• _Assigned task_
Only lines with the string "special" are wanted. Pull them out of the data.

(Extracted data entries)
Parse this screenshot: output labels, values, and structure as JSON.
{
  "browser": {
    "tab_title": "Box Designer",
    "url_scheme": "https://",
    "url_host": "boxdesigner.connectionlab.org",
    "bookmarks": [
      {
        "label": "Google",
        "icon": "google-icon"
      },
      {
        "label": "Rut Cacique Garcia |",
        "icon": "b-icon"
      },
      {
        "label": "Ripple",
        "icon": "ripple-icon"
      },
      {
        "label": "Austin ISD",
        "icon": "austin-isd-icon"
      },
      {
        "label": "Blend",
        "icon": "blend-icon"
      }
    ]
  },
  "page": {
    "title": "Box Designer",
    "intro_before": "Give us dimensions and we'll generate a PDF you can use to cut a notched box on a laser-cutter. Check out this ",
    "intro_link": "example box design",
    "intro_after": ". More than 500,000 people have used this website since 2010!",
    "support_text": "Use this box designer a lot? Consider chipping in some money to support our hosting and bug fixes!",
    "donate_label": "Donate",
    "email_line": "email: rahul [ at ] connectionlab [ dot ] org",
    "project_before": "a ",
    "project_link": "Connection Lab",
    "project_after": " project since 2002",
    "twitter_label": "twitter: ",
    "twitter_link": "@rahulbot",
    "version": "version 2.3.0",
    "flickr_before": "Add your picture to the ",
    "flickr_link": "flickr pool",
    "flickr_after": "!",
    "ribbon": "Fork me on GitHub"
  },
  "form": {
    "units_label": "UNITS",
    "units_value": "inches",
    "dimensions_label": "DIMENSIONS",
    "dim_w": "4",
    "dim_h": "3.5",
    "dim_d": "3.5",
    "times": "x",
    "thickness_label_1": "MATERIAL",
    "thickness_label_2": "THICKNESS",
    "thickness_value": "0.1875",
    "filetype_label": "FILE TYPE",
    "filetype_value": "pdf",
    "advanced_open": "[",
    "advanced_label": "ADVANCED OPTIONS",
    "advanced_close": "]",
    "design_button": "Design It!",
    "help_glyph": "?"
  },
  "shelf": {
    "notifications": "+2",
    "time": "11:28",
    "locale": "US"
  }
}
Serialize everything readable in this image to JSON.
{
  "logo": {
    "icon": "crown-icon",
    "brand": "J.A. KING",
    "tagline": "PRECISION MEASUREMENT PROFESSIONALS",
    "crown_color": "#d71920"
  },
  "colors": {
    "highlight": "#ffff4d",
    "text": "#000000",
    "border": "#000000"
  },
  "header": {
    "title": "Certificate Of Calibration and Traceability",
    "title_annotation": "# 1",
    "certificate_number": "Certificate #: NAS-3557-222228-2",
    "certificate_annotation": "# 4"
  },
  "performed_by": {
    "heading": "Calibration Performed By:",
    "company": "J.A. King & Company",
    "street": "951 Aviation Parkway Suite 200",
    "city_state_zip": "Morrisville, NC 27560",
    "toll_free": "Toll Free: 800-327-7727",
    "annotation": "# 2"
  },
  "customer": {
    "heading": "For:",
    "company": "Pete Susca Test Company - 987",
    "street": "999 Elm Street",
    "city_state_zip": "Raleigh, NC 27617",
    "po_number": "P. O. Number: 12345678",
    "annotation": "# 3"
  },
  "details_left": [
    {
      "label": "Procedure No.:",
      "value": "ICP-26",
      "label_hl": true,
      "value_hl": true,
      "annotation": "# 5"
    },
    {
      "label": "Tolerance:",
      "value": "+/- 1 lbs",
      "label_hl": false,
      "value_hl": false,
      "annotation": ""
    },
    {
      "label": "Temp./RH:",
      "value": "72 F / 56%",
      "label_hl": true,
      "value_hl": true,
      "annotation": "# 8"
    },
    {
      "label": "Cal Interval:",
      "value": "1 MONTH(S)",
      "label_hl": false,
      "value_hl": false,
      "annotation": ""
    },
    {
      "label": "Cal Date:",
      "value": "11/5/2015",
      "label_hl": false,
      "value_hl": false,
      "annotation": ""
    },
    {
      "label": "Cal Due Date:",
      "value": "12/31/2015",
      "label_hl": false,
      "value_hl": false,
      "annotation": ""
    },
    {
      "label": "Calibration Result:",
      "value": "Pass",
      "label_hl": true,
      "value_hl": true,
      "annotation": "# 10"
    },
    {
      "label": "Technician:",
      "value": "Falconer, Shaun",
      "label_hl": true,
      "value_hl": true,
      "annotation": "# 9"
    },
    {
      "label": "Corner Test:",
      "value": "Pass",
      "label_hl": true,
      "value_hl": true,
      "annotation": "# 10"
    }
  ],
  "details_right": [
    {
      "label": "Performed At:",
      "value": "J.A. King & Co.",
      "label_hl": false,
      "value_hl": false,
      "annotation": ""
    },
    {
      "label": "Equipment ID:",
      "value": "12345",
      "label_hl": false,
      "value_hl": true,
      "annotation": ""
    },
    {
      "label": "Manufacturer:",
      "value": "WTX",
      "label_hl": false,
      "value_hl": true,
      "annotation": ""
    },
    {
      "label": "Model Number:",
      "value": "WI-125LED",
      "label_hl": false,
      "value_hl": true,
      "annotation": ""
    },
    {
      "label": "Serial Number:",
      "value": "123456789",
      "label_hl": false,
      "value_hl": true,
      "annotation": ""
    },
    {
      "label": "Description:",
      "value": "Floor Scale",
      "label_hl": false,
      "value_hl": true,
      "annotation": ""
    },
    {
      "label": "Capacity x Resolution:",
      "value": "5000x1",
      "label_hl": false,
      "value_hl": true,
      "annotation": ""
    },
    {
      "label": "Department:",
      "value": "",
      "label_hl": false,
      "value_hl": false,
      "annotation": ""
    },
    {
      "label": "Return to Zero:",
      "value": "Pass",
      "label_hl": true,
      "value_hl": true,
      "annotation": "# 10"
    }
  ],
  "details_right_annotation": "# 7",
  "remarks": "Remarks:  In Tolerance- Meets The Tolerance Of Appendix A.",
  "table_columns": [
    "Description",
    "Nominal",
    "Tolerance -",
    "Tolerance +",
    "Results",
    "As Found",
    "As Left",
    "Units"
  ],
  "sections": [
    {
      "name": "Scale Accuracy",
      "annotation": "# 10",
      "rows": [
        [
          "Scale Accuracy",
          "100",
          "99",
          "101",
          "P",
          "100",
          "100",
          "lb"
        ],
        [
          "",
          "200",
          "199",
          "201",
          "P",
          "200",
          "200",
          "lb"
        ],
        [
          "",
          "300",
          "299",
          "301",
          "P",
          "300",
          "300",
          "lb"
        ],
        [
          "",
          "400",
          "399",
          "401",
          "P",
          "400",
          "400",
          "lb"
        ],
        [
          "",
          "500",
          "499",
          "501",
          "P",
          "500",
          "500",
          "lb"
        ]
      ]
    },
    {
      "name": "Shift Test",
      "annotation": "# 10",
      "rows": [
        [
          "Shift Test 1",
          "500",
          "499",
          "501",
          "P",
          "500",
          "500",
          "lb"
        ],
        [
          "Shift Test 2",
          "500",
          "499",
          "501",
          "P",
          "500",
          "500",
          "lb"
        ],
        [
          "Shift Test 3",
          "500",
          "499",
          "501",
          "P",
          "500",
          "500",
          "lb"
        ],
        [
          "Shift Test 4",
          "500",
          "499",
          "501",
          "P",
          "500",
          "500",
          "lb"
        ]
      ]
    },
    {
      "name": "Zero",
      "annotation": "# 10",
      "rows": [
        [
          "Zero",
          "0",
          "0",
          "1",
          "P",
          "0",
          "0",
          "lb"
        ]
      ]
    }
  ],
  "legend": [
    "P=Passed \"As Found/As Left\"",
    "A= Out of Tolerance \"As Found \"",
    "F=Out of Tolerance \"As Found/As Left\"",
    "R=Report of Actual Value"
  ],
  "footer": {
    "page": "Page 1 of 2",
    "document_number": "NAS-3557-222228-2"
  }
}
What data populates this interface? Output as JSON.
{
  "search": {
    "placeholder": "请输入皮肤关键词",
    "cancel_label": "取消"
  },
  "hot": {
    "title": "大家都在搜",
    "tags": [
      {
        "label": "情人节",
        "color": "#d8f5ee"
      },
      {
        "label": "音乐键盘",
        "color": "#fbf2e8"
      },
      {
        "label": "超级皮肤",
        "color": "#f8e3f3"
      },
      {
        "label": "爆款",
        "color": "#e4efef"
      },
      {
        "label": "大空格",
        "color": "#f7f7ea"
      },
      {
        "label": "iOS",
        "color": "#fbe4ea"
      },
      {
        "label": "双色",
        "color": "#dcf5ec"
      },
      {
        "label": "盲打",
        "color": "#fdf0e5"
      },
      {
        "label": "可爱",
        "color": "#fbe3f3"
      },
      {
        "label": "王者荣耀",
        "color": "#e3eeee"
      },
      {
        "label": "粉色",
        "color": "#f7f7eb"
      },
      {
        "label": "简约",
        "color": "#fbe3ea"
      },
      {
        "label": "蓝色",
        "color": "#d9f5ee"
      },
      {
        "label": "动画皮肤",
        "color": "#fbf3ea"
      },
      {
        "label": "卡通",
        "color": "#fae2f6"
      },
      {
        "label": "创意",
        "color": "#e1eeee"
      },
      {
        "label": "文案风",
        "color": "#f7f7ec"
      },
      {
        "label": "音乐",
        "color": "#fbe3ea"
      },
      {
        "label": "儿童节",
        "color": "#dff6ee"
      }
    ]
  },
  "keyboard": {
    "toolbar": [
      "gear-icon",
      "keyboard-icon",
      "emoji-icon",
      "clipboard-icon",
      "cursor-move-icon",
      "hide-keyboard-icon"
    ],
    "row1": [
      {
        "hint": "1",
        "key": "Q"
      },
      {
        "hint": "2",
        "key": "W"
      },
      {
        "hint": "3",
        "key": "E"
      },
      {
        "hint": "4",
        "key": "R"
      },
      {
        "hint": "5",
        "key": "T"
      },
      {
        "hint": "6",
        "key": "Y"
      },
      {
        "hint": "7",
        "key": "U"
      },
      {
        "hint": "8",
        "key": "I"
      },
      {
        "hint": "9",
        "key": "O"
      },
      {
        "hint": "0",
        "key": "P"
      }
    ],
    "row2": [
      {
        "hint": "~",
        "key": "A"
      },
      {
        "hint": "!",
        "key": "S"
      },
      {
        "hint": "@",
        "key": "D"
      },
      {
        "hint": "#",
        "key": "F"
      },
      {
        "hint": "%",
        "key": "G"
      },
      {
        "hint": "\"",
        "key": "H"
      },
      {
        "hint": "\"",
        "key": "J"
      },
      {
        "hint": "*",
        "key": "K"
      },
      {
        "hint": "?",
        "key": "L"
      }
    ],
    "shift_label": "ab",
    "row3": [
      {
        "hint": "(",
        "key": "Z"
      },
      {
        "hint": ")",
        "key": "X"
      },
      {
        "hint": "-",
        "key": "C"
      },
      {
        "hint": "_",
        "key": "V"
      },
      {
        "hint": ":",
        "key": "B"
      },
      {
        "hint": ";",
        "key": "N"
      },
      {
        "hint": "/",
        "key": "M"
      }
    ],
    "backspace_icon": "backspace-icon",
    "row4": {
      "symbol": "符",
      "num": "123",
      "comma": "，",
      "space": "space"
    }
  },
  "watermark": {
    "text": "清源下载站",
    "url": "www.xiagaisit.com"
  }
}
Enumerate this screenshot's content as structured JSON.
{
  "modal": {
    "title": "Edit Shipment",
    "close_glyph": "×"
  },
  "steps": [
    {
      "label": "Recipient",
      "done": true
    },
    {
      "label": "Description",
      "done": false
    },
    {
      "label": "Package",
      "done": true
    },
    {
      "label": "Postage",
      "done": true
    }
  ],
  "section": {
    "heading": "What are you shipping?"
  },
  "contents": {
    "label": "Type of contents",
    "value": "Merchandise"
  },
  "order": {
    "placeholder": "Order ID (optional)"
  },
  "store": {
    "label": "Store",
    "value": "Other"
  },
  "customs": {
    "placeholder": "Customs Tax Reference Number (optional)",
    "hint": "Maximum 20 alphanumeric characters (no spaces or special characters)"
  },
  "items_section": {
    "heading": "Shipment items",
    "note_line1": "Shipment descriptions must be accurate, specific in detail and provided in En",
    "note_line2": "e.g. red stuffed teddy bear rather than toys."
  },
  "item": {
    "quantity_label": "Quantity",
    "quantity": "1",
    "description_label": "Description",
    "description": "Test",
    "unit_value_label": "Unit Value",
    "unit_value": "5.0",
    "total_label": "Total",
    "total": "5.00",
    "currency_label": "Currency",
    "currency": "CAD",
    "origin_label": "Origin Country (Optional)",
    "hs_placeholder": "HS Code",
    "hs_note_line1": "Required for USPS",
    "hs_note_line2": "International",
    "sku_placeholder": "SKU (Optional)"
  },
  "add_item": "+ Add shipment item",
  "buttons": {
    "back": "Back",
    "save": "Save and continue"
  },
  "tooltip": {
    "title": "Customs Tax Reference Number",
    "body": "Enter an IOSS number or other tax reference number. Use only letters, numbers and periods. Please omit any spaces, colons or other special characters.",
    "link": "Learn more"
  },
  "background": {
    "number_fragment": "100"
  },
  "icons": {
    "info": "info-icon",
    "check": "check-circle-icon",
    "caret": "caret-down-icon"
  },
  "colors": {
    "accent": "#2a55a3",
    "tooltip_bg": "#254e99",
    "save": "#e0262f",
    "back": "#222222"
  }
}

• _Finished task_
    "hint": "Maximum 20 alphanumeric characters (no spaces or special characters)"
    "body": "Enter an IOSS number or other tax reference number. Use only letters, numbers and periods. Please omit any spaces, colons or other special characters.",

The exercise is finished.